Iran’s activities in Iraq, Syria and Yemen have help the world’s attention, while the country has been busy cementing its relations with Shiite communities in the Middle East, in Africa, and in Latin America.
While Venezuela’s small Muslim community faced a sectarian rift, several Peruvian media outlets warned against the Iran-backed groups in the country. In July, a Middle Eastern media outlet, Asharq al-Awsat, reported “young Peruvians coming mostly from the mountainous region of Abancay where Iran has lately exerted its efforts, convinced 20 young Peruvians to visit Tehran and receive training on Shiism before being sent back home for advocacy.” This report also claimed that the beginnings of a political party under the name of “Hezbollah Branch in Peru.” Peruvian media outlets recently warned of the danger of the groups’ presence, their terrorist ideologies, and the suspicion that Iran may use them to extend the ideology of the Iranian Revolution.
The U.S. uncovered a joint plan between the Hezbollah and Mexican drug cartels to assassinate the Saudi ambassador to the U.S. in 2011, proving that Iran had been active in Latin America.
“In the recent years, Iran has been establishing close trade, financial, and cultural ties with Latin American countries. In addition to Iran’s long-standing partnership with Venezuela and increasingly close relationship with Bolivia, Tehran has also expanded its ties with traditional U.S. allies like Argentina. Almost twenty years after the devastating terrorist attack on the Jewish community center in Buenos Aires (AMIA) in 1994, which was allegedly planned and executed by Iran and its Lebanese proxy Hezbollah, Argentina and Iran have established a truth commission,” Foundation for Defense of Democracies reported in October. They added, “Cuba is the most recent and unlikely addition to Iran’s growing network of missionary centers. In the last three years, Iran has established a Shiite cultural center and a mosque in Havana that is actively recruiting and converting Cubans. Many of its converts have already traveled to Iran, including one who is training to become the first Cuban-born Shiite cleric.”
An Iranian delegation of 120 members, joined by Jawad Zarif, Iran’s Foreign Minister, paid an official visit to Latin America last August. They began their journey in Cuba, and traveled through Nicaragua, Ecuador, Chile and Bolivia, ending in Venezuela.
Mahmoud Ahmadinejad, the former Iranian President, visited the region five times between 2005 and 2012.

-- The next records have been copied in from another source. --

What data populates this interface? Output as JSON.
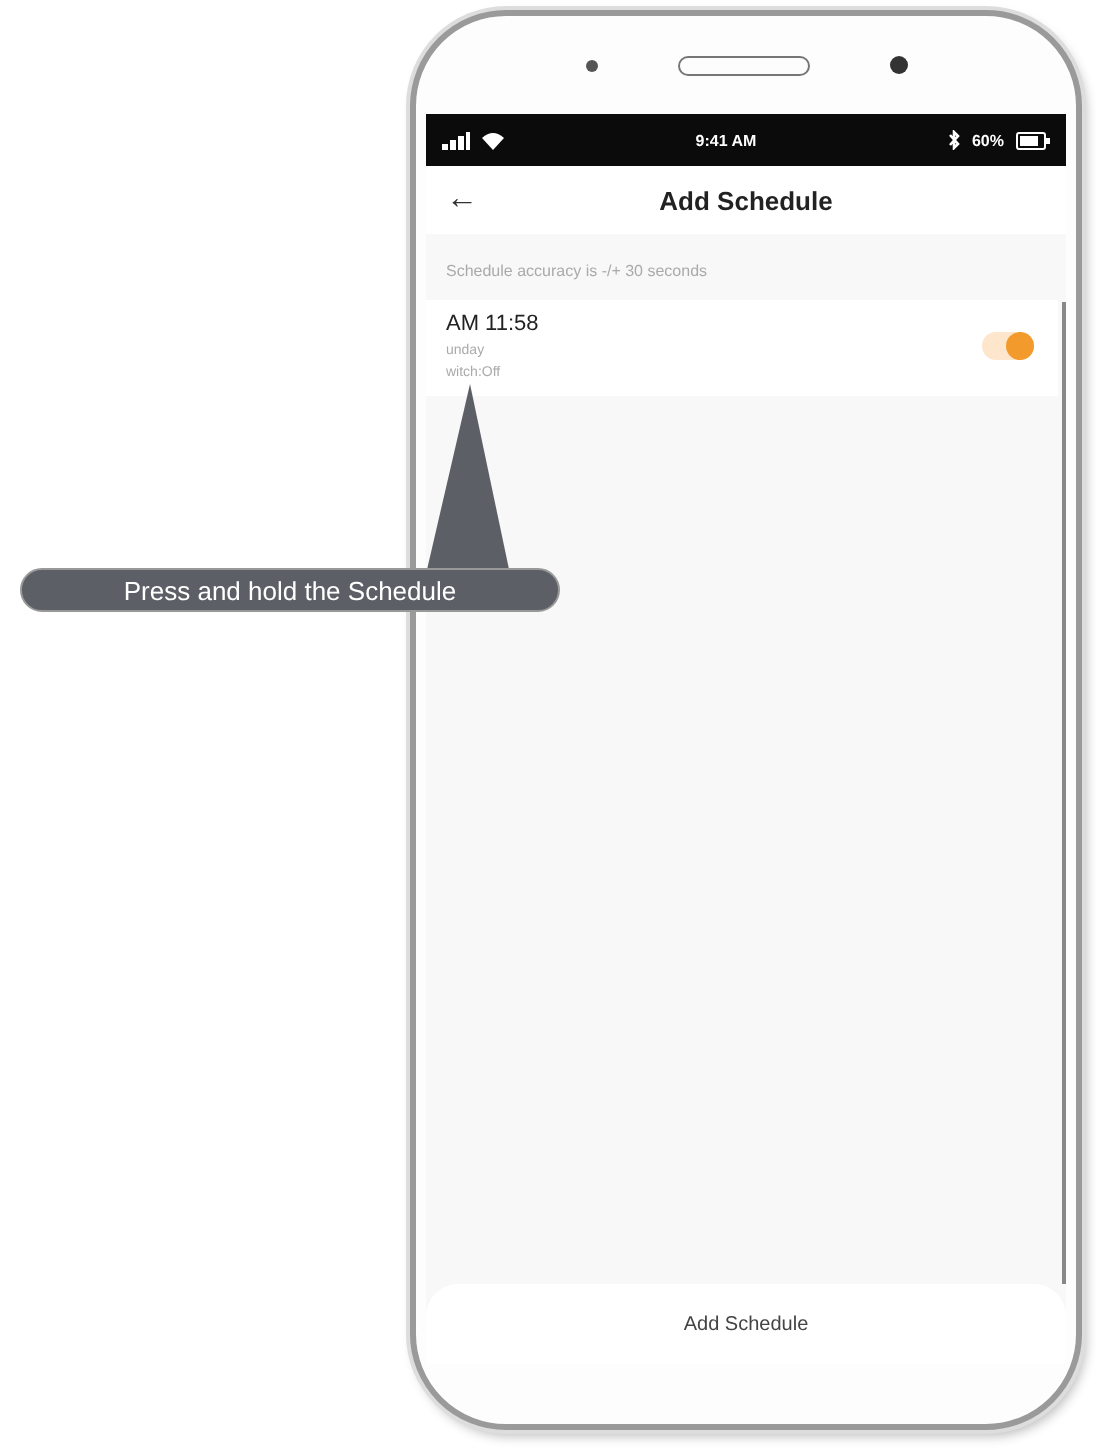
{
  "status_bar": {
    "time": "9:41 AM",
    "battery": "60%"
  },
  "header": {
    "back": "←",
    "title": "Add Schedule"
  },
  "notice": "Schedule accuracy is -/+ 30 seconds",
  "schedules": [
    {
      "time": "AM 11:58",
      "days": "unday",
      "action": "witch:Off",
      "on": true
    }
  ],
  "bottom_button": "Add Schedule",
  "callout": "Press and hold the Schedule"
}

Majid Takht-Ravanchi, Iran’s current Deputy Foreign Minister, spoke about the recent visit, “the trip would be the beginning of a new chapter in relations between Iran and Latin America.” He credited the the nuclear deal for Chile’s decision to reopen its embassy in Tehran after 36 years, and after international sanctions were lifted. He added that Chile has appointed a charge d’affaires and will soon appoint an ambassador.
He accused Israel and others of attempting to damage relations between Iran and the continent. He called accusations of military cooperation between Iran and Latin American countries ‘ridiculous’, and said the post-nuclear deal will have “an economic aspect.”
Al Monitor reported last August that Takht-Ravanchi said the Islamic Republic considers Venezuela a friendly country. However, regarding Iranian Foreign Minister Zarif’s visit, the Foreign Policy Initiative wrote, “Iran always viewed its presence in Latin America not as an economic opportunity, but as a military and ideological imperative. The region, with its many anti-American regimes, offers Tehran a safe haven that enables it to export its radical vision of the Islamic Revolution to America’s doorstep and simultaneously fund its global military adventurism. In this sense, the particulars of Zarif’s itinerary matter less than the overarching reality of Iran’s pervasive regional influence that his visit symbolizes and reflects.”
Jewish communities in Latin American countries are worried about Iran’s growing influence, because Tehran allegedly sponsored terrorist attacks on the Israeli embassy in Buenos Aires in 1992 and the Argentina Jewish Mutual Aid Center in 1994.